Now, let that settle in for just a moment.

Those who truly are God’s children show it, prove it, by their obedience to His commands. It is simple, isn’t it? But it’s also pointed – ouch! And, it’s even painful!

Let’s look again at the text, shall we? How important is it to obey God? Verse 3: obedience to God is an indicator that we have come to know God. “Now by this we know that we know Him, if we keep His commandments. He who says, “I know Him,” and does not keep His commandments, is a liar, and the truth is not in him. But whoever keeps His word, truly the love of God is perfected in him. By this we know we are in Him.”

Verse 5 – Obedience to God. How important is it? To obey God, to keep His Word is to open up the way for God’s love to be brought to fuller maturity in me. Or to put it another way, when I obey God, my love for Him grows!

Verse 6 – Obedience to God. It’s so simple, isn’t it? But again we must ask, “How important is it?”

Looking again at this text and this verse, this verse stunned me. It grabbed my attention, because when it says, “He who says that he abides in Him ought himself also to walk just as He walked…” do you know what it is trying to teach us?

Here’s what it intends for us to know about how important obedience is. OUGHT - do you know what that word implies about obedience? It means that obeying God so that we will look like Him is not merely a good idea or some divine suggestion that God has passed down to us from heaven. No! Rather, it means that to obey God is my obligation! If I am going to claim to belong to God and to look like His son Jesus Christ, then I must obey God. I am indebted, under obligation to do so!

The words of the apostle John about belonging to God and looking like His Son, Jesus Christ really are very simple. But also very painful and pointed. Because they highlight our deficiencies and underscore Jesus’ supremacy! Jesus always lived to do His Father’s will. He didn’t merely preach, “Thy kingdom come, Thy will be done!” He practiced it! In fact, in one place He said that to do God’s will was like food to Him (John 4:34).

Yes, John’s simple words, “You can know that you know God, that you belong to the Father in heaven, by asking, ‘Do I keep His commands?’ ‘Do I make it a habit to obey Him?’”

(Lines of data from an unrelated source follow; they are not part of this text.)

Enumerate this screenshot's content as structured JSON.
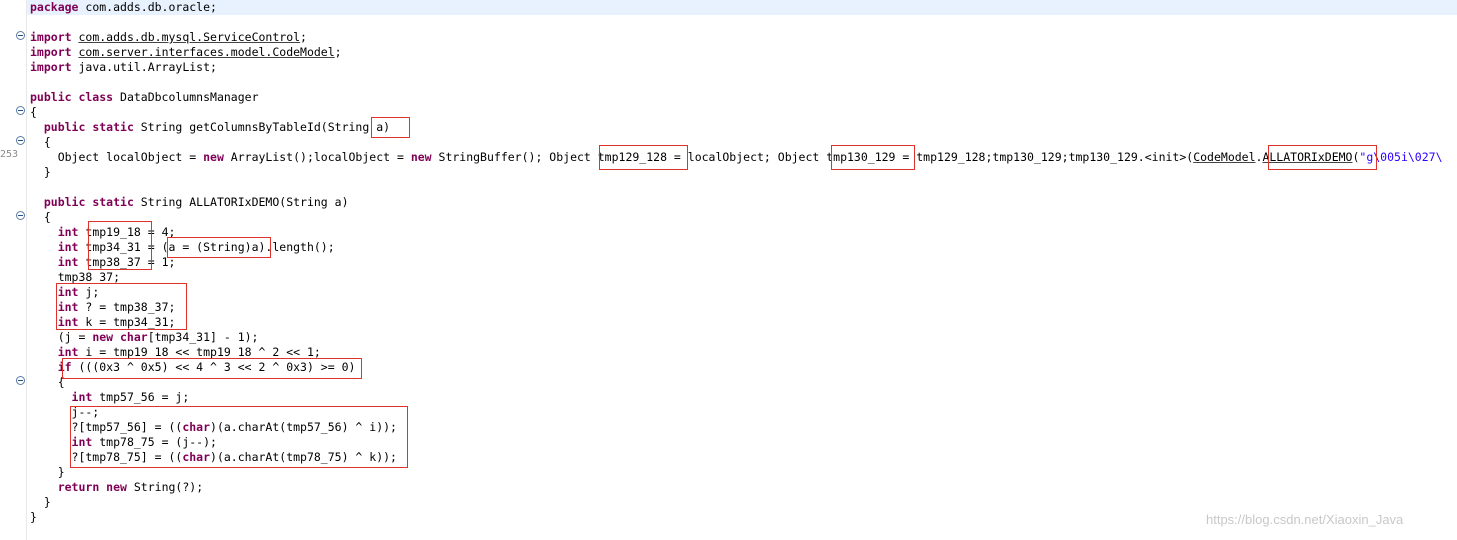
{
  "editor": {
    "gutter": {
      "line_number_label": "253"
    },
    "lines": [
      [
        {
          "t": "package",
          "k": "kw"
        },
        {
          "t": " com.adds.db.oracle;"
        }
      ],
      [],
      [
        {
          "t": "import",
          "k": "kw"
        },
        {
          "t": " "
        },
        {
          "t": "com.adds.db.mysql.ServiceControl",
          "k": "ul"
        },
        {
          "t": ";"
        }
      ],
      [
        {
          "t": "import",
          "k": "kw"
        },
        {
          "t": " "
        },
        {
          "t": "com.server.interfaces.model.CodeModel",
          "k": "ul"
        },
        {
          "t": ";"
        }
      ],
      [
        {
          "t": "import",
          "k": "kw"
        },
        {
          "t": " java.util.ArrayList;"
        }
      ],
      [],
      [
        {
          "t": "public class",
          "k": "kw"
        },
        {
          "t": " DataDbcolumnsManager"
        }
      ],
      [
        {
          "t": "{"
        }
      ],
      [
        {
          "t": "  "
        },
        {
          "t": "public static",
          "k": "kw"
        },
        {
          "t": " String getColumnsByTableId(String a)"
        }
      ],
      [
        {
          "t": "  {"
        }
      ],
      [
        {
          "t": "    Object localObject = "
        },
        {
          "t": "new",
          "k": "kw"
        },
        {
          "t": " ArrayList();localObject = "
        },
        {
          "t": "new",
          "k": "kw"
        },
        {
          "t": " StringBuffer(); Object tmp129_128 = localObject; Object tmp130_129 = tmp129_128;tmp130_129;tmp130_129.<init>("
        },
        {
          "t": "CodeModel",
          "k": "ul"
        },
        {
          "t": "."
        },
        {
          "t": "ALLATORIxDEMO",
          "k": "ul"
        },
        {
          "t": "("
        },
        {
          "t": "\"g\\005i\\027\\",
          "k": "str"
        }
      ],
      [
        {
          "t": "  }"
        }
      ],
      [],
      [
        {
          "t": "  "
        },
        {
          "t": "public static",
          "k": "kw"
        },
        {
          "t": " String ALLATORIxDEMO(String a)"
        }
      ],
      [
        {
          "t": "  {"
        }
      ],
      [
        {
          "t": "    "
        },
        {
          "t": "int",
          "k": "kw"
        },
        {
          "t": " tmp19_18 = 4;"
        }
      ],
      [
        {
          "t": "    "
        },
        {
          "t": "int",
          "k": "kw"
        },
        {
          "t": " tmp34_31 = (a = (String)a).length();"
        }
      ],
      [
        {
          "t": "    "
        },
        {
          "t": "int",
          "k": "kw"
        },
        {
          "t": " tmp38_37 = 1;"
        }
      ],
      [
        {
          "t": "    tmp38_37;"
        }
      ],
      [
        {
          "t": "    "
        },
        {
          "t": "int",
          "k": "kw"
        },
        {
          "t": " j;"
        }
      ],
      [
        {
          "t": "    "
        },
        {
          "t": "int",
          "k": "kw"
        },
        {
          "t": " ? = tmp38_37;"
        }
      ],
      [
        {
          "t": "    "
        },
        {
          "t": "int",
          "k": "kw"
        },
        {
          "t": " k = tmp34_31;"
        }
      ],
      [
        {
          "t": "    (j = "
        },
        {
          "t": "new char",
          "k": "kw"
        },
        {
          "t": "[tmp34_31] - 1);"
        }
      ],
      [
        {
          "t": "    "
        },
        {
          "t": "int",
          "k": "kw"
        },
        {
          "t": " i = tmp19_18 << tmp19_18 ^ 2 << 1;"
        }
      ],
      [
        {
          "t": "    "
        },
        {
          "t": "if",
          "k": "kw"
        },
        {
          "t": " (((0x3 ^ 0x5) << 4 ^ 3 << 2 ^ 0x3) >= 0)"
        }
      ],
      [
        {
          "t": "    {"
        }
      ],
      [
        {
          "t": "      "
        },
        {
          "t": "int",
          "k": "kw"
        },
        {
          "t": " tmp57_56 = j;"
        }
      ],
      [
        {
          "t": "      j--;"
        }
      ],
      [
        {
          "t": "      ?[tmp57_56] = (("
        },
        {
          "t": "char",
          "k": "kw"
        },
        {
          "t": ")(a.charAt(tmp57_56) ^ i));"
        }
      ],
      [
        {
          "t": "      "
        },
        {
          "t": "int",
          "k": "kw"
        },
        {
          "t": " tmp78_75 = (j--);"
        }
      ],
      [
        {
          "t": "      ?[tmp78_75] = (("
        },
        {
          "t": "char",
          "k": "kw"
        },
        {
          "t": ")(a.charAt(tmp78_75) ^ k));"
        }
      ],
      [
        {
          "t": "    }"
        }
      ],
      [
        {
          "t": "    "
        },
        {
          "t": "return new",
          "k": "kw"
        },
        {
          "t": " String(?);"
        }
      ],
      [
        {
          "t": "  }"
        }
      ],
      [
        {
          "t": "}"
        }
      ]
    ]
  },
  "colors": {
    "keyword": "#7f0055",
    "string": "#2a00ff",
    "current_line": "#e8f2fe",
    "annotation_box": "#e0322a"
  },
  "watermark": "https://blog.csdn.net/Xiaoxin_Java"
}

John’s simple words along these lines point out in big, bold type, our deficiencies. I often don’t obey God, and when I disobey Him, I am – in essence – attacking His authority and the authority of His Word over my life. And when I disobey God, I am making myself out as someone who claims to be God’s child, when I disobey God, I make myself out to be a liar, and I make it impossible for me to be like Jesus, to follow His obedient example.

So, what do we do? “John, you’ve pointed out - the Holy Spirit speaking through you has pointed out – our deficiencies! And believe me, they are many! But can you help us? Can you direct us to Someone whose life isn’t marked by deficiencies, but by all encompassing sufficiency?” I love it! I love it, don’t you?

1 John 2:1-2. There is Someone. Who always looks like God, Someone who always proves it, by obeying Him! And guess what? He is our Advocate! But what does that mean? Two things: As we struggle with the impossibility of obeying God on our own, in our own strength, what does our Advocate do? He comes alongside us, offers us His strength, and declares to us, “Let Me help you make possible the impossible! Let Me empower you to do what you are otherwise unable to do!” He is our Advocate.

Secondly, here’s what that great truth means when it tells us in 1 John 2:1 that Jesus Christ, the righteous one is our advocate. It means that when we fail – and believe me, we WILL fail to obey God – as our Advocate, when we fail, guess what? He pleads with God to forgive us!! His propitiating blood covers our failures! Praise God!

Who do you think you look like? Let me close with one last promise to all who truly belong to God through Jesus Christ and one last exhortation.

1 John 2:3-6: Now by this we know that we know Him, if we keep His commandments. He who says, “I know Him,” and does not keep His commandments, is a liar, and the truth is not in him. But whoever keeps His word, truly the love of God is perfected in him. By this we know we are in Him.